Data provided:
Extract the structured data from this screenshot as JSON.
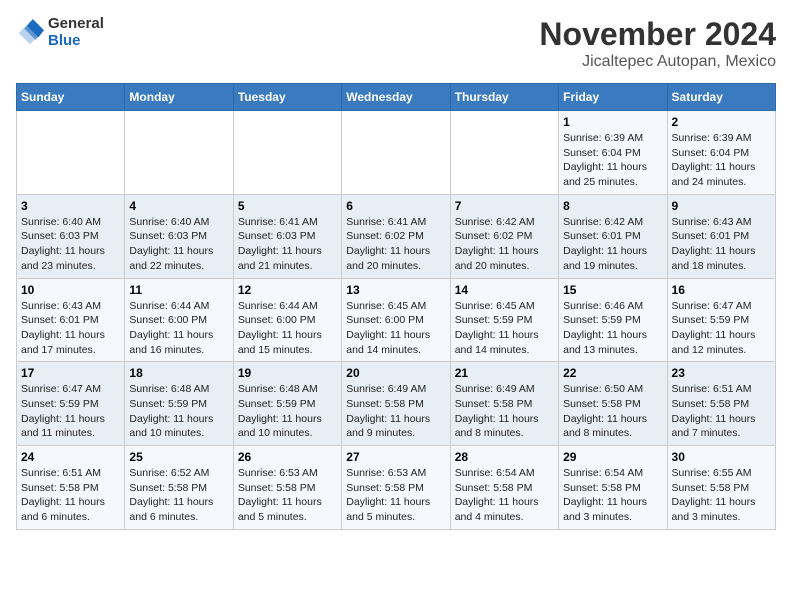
{
  "header": {
    "logo_general": "General",
    "logo_blue": "Blue",
    "title": "November 2024",
    "subtitle": "Jicaltepec Autopan, Mexico"
  },
  "weekdays": [
    "Sunday",
    "Monday",
    "Tuesday",
    "Wednesday",
    "Thursday",
    "Friday",
    "Saturday"
  ],
  "weeks": [
    [
      {
        "day": "",
        "info": ""
      },
      {
        "day": "",
        "info": ""
      },
      {
        "day": "",
        "info": ""
      },
      {
        "day": "",
        "info": ""
      },
      {
        "day": "",
        "info": ""
      },
      {
        "day": "1",
        "info": "Sunrise: 6:39 AM\nSunset: 6:04 PM\nDaylight: 11 hours and 25 minutes."
      },
      {
        "day": "2",
        "info": "Sunrise: 6:39 AM\nSunset: 6:04 PM\nDaylight: 11 hours and 24 minutes."
      }
    ],
    [
      {
        "day": "3",
        "info": "Sunrise: 6:40 AM\nSunset: 6:03 PM\nDaylight: 11 hours and 23 minutes."
      },
      {
        "day": "4",
        "info": "Sunrise: 6:40 AM\nSunset: 6:03 PM\nDaylight: 11 hours and 22 minutes."
      },
      {
        "day": "5",
        "info": "Sunrise: 6:41 AM\nSunset: 6:03 PM\nDaylight: 11 hours and 21 minutes."
      },
      {
        "day": "6",
        "info": "Sunrise: 6:41 AM\nSunset: 6:02 PM\nDaylight: 11 hours and 20 minutes."
      },
      {
        "day": "7",
        "info": "Sunrise: 6:42 AM\nSunset: 6:02 PM\nDaylight: 11 hours and 20 minutes."
      },
      {
        "day": "8",
        "info": "Sunrise: 6:42 AM\nSunset: 6:01 PM\nDaylight: 11 hours and 19 minutes."
      },
      {
        "day": "9",
        "info": "Sunrise: 6:43 AM\nSunset: 6:01 PM\nDaylight: 11 hours and 18 minutes."
      }
    ],
    [
      {
        "day": "10",
        "info": "Sunrise: 6:43 AM\nSunset: 6:01 PM\nDaylight: 11 hours and 17 minutes."
      },
      {
        "day": "11",
        "info": "Sunrise: 6:44 AM\nSunset: 6:00 PM\nDaylight: 11 hours and 16 minutes."
      },
      {
        "day": "12",
        "info": "Sunrise: 6:44 AM\nSunset: 6:00 PM\nDaylight: 11 hours and 15 minutes."
      },
      {
        "day": "13",
        "info": "Sunrise: 6:45 AM\nSunset: 6:00 PM\nDaylight: 11 hours and 14 minutes."
      },
      {
        "day": "14",
        "info": "Sunrise: 6:45 AM\nSunset: 5:59 PM\nDaylight: 11 hours and 14 minutes."
      },
      {
        "day": "15",
        "info": "Sunrise: 6:46 AM\nSunset: 5:59 PM\nDaylight: 11 hours and 13 minutes."
      },
      {
        "day": "16",
        "info": "Sunrise: 6:47 AM\nSunset: 5:59 PM\nDaylight: 11 hours and 12 minutes."
      }
    ],
    [
      {
        "day": "17",
        "info": "Sunrise: 6:47 AM\nSunset: 5:59 PM\nDaylight: 11 hours and 11 minutes."
      },
      {
        "day": "18",
        "info": "Sunrise: 6:48 AM\nSunset: 5:59 PM\nDaylight: 11 hours and 10 minutes."
      },
      {
        "day": "19",
        "info": "Sunrise: 6:48 AM\nSunset: 5:59 PM\nDaylight: 11 hours and 10 minutes."
      },
      {
        "day": "20",
        "info": "Sunrise: 6:49 AM\nSunset: 5:58 PM\nDaylight: 11 hours and 9 minutes."
      },
      {
        "day": "21",
        "info": "Sunrise: 6:49 AM\nSunset: 5:58 PM\nDaylight: 11 hours and 8 minutes."
      },
      {
        "day": "22",
        "info": "Sunrise: 6:50 AM\nSunset: 5:58 PM\nDaylight: 11 hours and 8 minutes."
      },
      {
        "day": "23",
        "info": "Sunrise: 6:51 AM\nSunset: 5:58 PM\nDaylight: 11 hours and 7 minutes."
      }
    ],
    [
      {
        "day": "24",
        "info": "Sunrise: 6:51 AM\nSunset: 5:58 PM\nDaylight: 11 hours and 6 minutes."
      },
      {
        "day": "25",
        "info": "Sunrise: 6:52 AM\nSunset: 5:58 PM\nDaylight: 11 hours and 6 minutes."
      },
      {
        "day": "26",
        "info": "Sunrise: 6:53 AM\nSunset: 5:58 PM\nDaylight: 11 hours and 5 minutes."
      },
      {
        "day": "27",
        "info": "Sunrise: 6:53 AM\nSunset: 5:58 PM\nDaylight: 11 hours and 5 minutes."
      },
      {
        "day": "28",
        "info": "Sunrise: 6:54 AM\nSunset: 5:58 PM\nDaylight: 11 hours and 4 minutes."
      },
      {
        "day": "29",
        "info": "Sunrise: 6:54 AM\nSunset: 5:58 PM\nDaylight: 11 hours and 3 minutes."
      },
      {
        "day": "30",
        "info": "Sunrise: 6:55 AM\nSunset: 5:58 PM\nDaylight: 11 hours and 3 minutes."
      }
    ]
  ]
}
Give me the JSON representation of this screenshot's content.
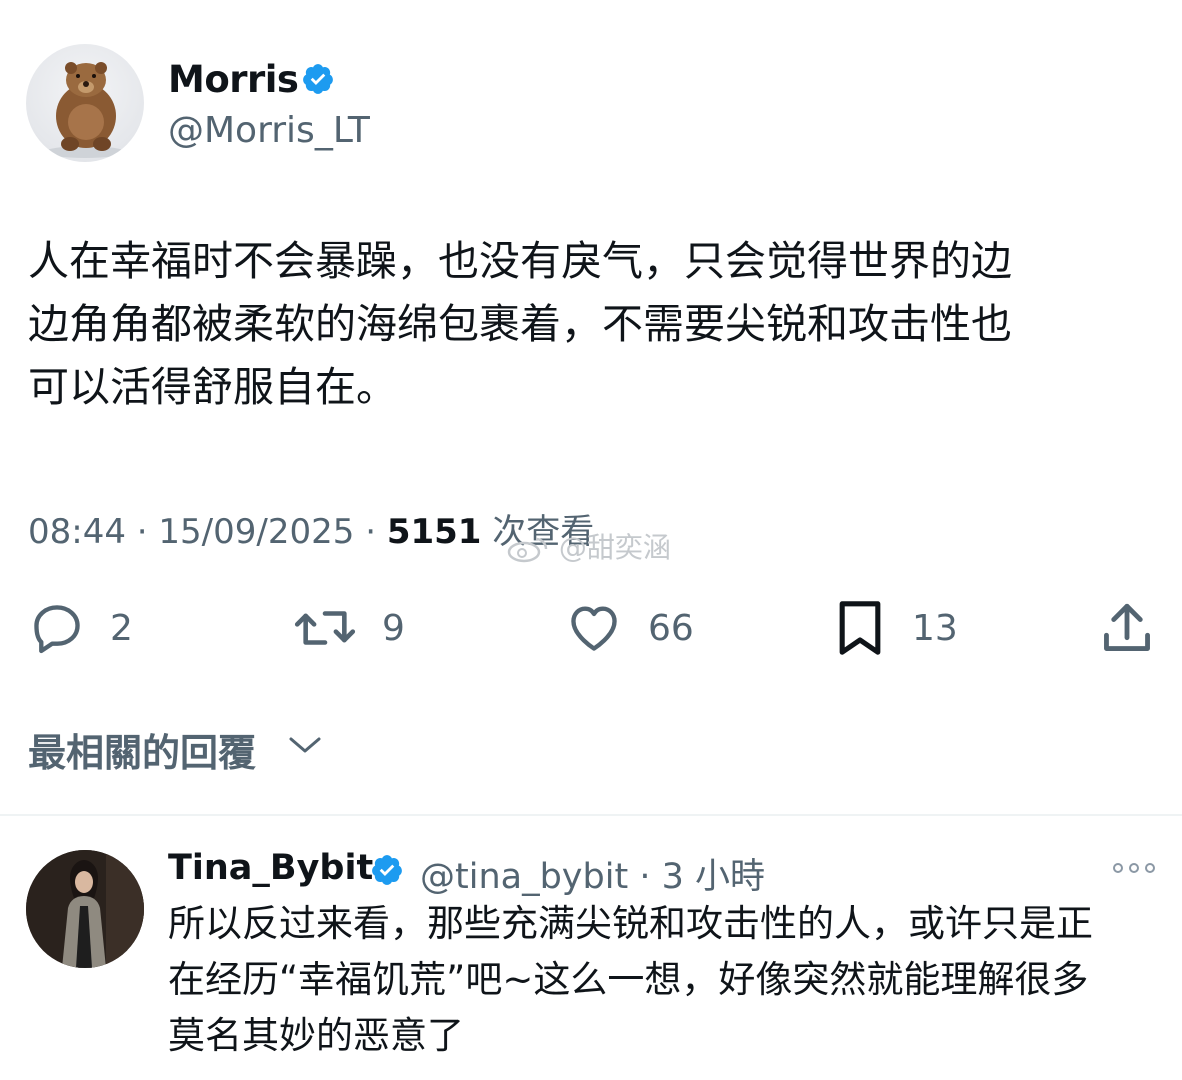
{
  "tweet": {
    "author": {
      "display_name": "Morris",
      "handle": "@Morris_LT",
      "avatar_icon": "bear-avatar",
      "verified": true
    },
    "text": "人在幸福时不会暴躁，也没有戾气，只会觉得世界的边\n边角角都被柔软的海绵包裹着，不需要尖锐和攻击性也\n可以活得舒服自在。",
    "meta": {
      "time": "08:44",
      "separator": "·",
      "date": "15/09/2025",
      "views": "5151",
      "views_label": "次查看"
    },
    "actions": {
      "replies": "2",
      "retweets": "9",
      "likes": "66",
      "bookmarks": "13"
    }
  },
  "watermark": "@甜奕涵",
  "replies_sort_label": "最相關的回覆",
  "reply": {
    "display_name": "Tina_Bybit",
    "handle": "@tina_bybit",
    "separator": "·",
    "time": "3 小時",
    "verified": true,
    "text": "所以反过来看，那些充满尖锐和攻击性的人，或许只是正\n在经历“幸福饥荒”吧~这么一想，好像突然就能理解很多\n莫名其妙的恶意了"
  },
  "colors": {
    "verified_blue": "#1d9bf0",
    "text_primary": "#0f1419",
    "text_secondary": "#536471"
  }
}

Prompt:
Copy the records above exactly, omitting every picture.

Solution to this problem:
Extract the structured data from this screenshot as JSON.
{
  "header": {
    "logo_general": "General",
    "logo_blue": "Blue",
    "title": "November 2024",
    "subtitle": "Jicaltepec Autopan, Mexico"
  },
  "weekdays": [
    "Sunday",
    "Monday",
    "Tuesday",
    "Wednesday",
    "Thursday",
    "Friday",
    "Saturday"
  ],
  "weeks": [
    [
      {
        "day": "",
        "info": ""
      },
      {
        "day": "",
        "info": ""
      },
      {
        "day": "",
        "info": ""
      },
      {
        "day": "",
        "info": ""
      },
      {
        "day": "",
        "info": ""
      },
      {
        "day": "1",
        "info": "Sunrise: 6:39 AM\nSunset: 6:04 PM\nDaylight: 11 hours and 25 minutes."
      },
      {
        "day": "2",
        "info": "Sunrise: 6:39 AM\nSunset: 6:04 PM\nDaylight: 11 hours and 24 minutes."
      }
    ],
    [
      {
        "day": "3",
        "info": "Sunrise: 6:40 AM\nSunset: 6:03 PM\nDaylight: 11 hours and 23 minutes."
      },
      {
        "day": "4",
        "info": "Sunrise: 6:40 AM\nSunset: 6:03 PM\nDaylight: 11 hours and 22 minutes."
      },
      {
        "day": "5",
        "info": "Sunrise: 6:41 AM\nSunset: 6:03 PM\nDaylight: 11 hours and 21 minutes."
      },
      {
        "day": "6",
        "info": "Sunrise: 6:41 AM\nSunset: 6:02 PM\nDaylight: 11 hours and 20 minutes."
      },
      {
        "day": "7",
        "info": "Sunrise: 6:42 AM\nSunset: 6:02 PM\nDaylight: 11 hours and 20 minutes."
      },
      {
        "day": "8",
        "info": "Sunrise: 6:42 AM\nSunset: 6:01 PM\nDaylight: 11 hours and 19 minutes."
      },
      {
        "day": "9",
        "info": "Sunrise: 6:43 AM\nSunset: 6:01 PM\nDaylight: 11 hours and 18 minutes."
      }
    ],
    [
      {
        "day": "10",
        "info": "Sunrise: 6:43 AM\nSunset: 6:01 PM\nDaylight: 11 hours and 17 minutes."
      },
      {
        "day": "11",
        "info": "Sunrise: 6:44 AM\nSunset: 6:00 PM\nDaylight: 11 hours and 16 minutes."
      },
      {
        "day": "12",
        "info": "Sunrise: 6:44 AM\nSunset: 6:00 PM\nDaylight: 11 hours and 15 minutes."
      },
      {
        "day": "13",
        "info": "Sunrise: 6:45 AM\nSunset: 6:00 PM\nDaylight: 11 hours and 14 minutes."
      },
      {
        "day": "14",
        "info": "Sunrise: 6:45 AM\nSunset: 5:59 PM\nDaylight: 11 hours and 14 minutes."
      },
      {
        "day": "15",
        "info": "Sunrise: 6:46 AM\nSunset: 5:59 PM\nDaylight: 11 hours and 13 minutes."
      },
      {
        "day": "16",
        "info": "Sunrise: 6:47 AM\nSunset: 5:59 PM\nDaylight: 11 hours and 12 minutes."
      }
    ],
    [
      {
        "day": "17",
        "info": "Sunrise: 6:47 AM\nSunset: 5:59 PM\nDaylight: 11 hours and 11 minutes."
      },
      {
        "day": "18",
        "info": "Sunrise: 6:48 AM\nSunset: 5:59 PM\nDaylight: 11 hours and 10 minutes."
      },
      {
        "day": "19",
        "info": "Sunrise: 6:48 AM\nSunset: 5:59 PM\nDaylight: 11 hours and 10 minutes."
      },
      {
        "day": "20",
        "info": "Sunrise: 6:49 AM\nSunset: 5:58 PM\nDaylight: 11 hours and 9 minutes."
      },
      {
        "day": "21",
        "info": "Sunrise: 6:49 AM\nSunset: 5:58 PM\nDaylight: 11 hours and 8 minutes."
      },
      {
        "day": "22",
        "info": "Sunrise: 6:50 AM\nSunset: 5:58 PM\nDaylight: 11 hours and 8 minutes."
      },
      {
        "day": "23",
        "info": "Sunrise: 6:51 AM\nSunset: 5:58 PM\nDaylight: 11 hours and 7 minutes."
      }
    ],
    [
      {
        "day": "24",
        "info": "Sunrise: 6:51 AM\nSunset: 5:58 PM\nDaylight: 11 hours and 6 minutes."
      },
      {
        "day": "25",
        "info": "Sunrise: 6:52 AM\nSunset: 5:58 PM\nDaylight: 11 hours and 6 minutes."
      },
      {
        "day": "26",
        "info": "Sunrise: 6:53 AM\nSunset: 5:58 PM\nDaylight: 11 hours and 5 minutes."
      },
      {
        "day": "27",
        "info": "Sunrise: 6:53 AM\nSunset: 5:58 PM\nDaylight: 11 hours and 5 minutes."
      },
      {
        "day": "28",
        "info": "Sunrise: 6:54 AM\nSunset: 5:58 PM\nDaylight: 11 hours and 4 minutes."
      },
      {
        "day": "29",
        "info": "Sunrise: 6:54 AM\nSunset: 5:58 PM\nDaylight: 11 hours and 3 minutes."
      },
      {
        "day": "30",
        "info": "Sunrise: 6:55 AM\nSunset: 5:58 PM\nDaylight: 11 hours and 3 minutes."
      }
    ]
  ]
}
Give me the JSON representation of this screenshot's content.
{
  "tweet": {
    "author": {
      "display_name": "Morris",
      "handle": "@Morris_LT",
      "avatar_icon": "bear-avatar",
      "verified": true
    },
    "text": "人在幸福时不会暴躁，也没有戾气，只会觉得世界的边\n边角角都被柔软的海绵包裹着，不需要尖锐和攻击性也\n可以活得舒服自在。",
    "meta": {
      "time": "08:44",
      "separator": "·",
      "date": "15/09/2025",
      "views": "5151",
      "views_label": "次查看"
    },
    "actions": {
      "replies": "2",
      "retweets": "9",
      "likes": "66",
      "bookmarks": "13"
    }
  },
  "watermark": "@甜奕涵",
  "replies_sort_label": "最相關的回覆",
  "reply": {
    "display_name": "Tina_Bybit",
    "handle": "@tina_bybit",
    "separator": "·",
    "time": "3 小時",
    "verified": true,
    "text": "所以反过来看，那些充满尖锐和攻击性的人，或许只是正\n在经历“幸福饥荒”吧~这么一想，好像突然就能理解很多\n莫名其妙的恶意了"
  },
  "colors": {
    "verified_blue": "#1d9bf0",
    "text_primary": "#0f1419",
    "text_secondary": "#536471"
  }
}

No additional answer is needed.